— Assigned task —
Return each line of the data below exactly, omitting any pictures.

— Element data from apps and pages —
= = = = = = =

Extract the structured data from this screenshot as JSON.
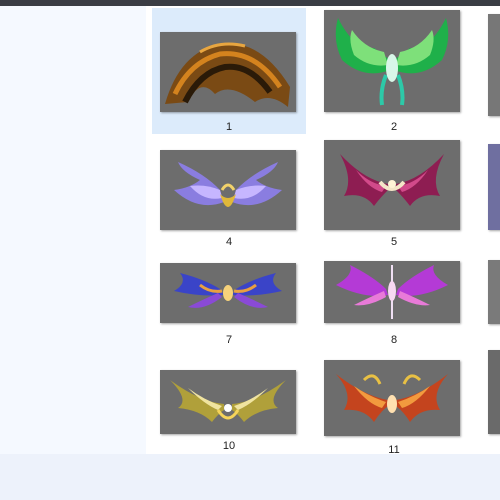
{
  "gallery": {
    "items": [
      {
        "label": "1"
      },
      {
        "label": "2"
      },
      {
        "label": "4"
      },
      {
        "label": "5"
      },
      {
        "label": "7"
      },
      {
        "label": "8"
      },
      {
        "label": "10"
      },
      {
        "label": "11"
      }
    ]
  },
  "colors": {
    "selected_bg": "#dcebfb",
    "thumb_bg": "#6d6d6d"
  }
}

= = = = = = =

— Completed exercise —
Extract the structured data from this screenshot as JSON.
{
  "gallery": {
    "items": [
      {
        "label": "1"
      },
      {
        "label": "2"
      },
      {
        "label": "4"
      },
      {
        "label": "5"
      },
      {
        "label": "7"
      },
      {
        "label": "8"
      },
      {
        "label": "10"
      },
      {
        "label": "11"
      }
    ]
  },
  "colors": {
    "selected_bg": "#dcebfb",
    "thumb_bg": "#6d6d6d"
  }
}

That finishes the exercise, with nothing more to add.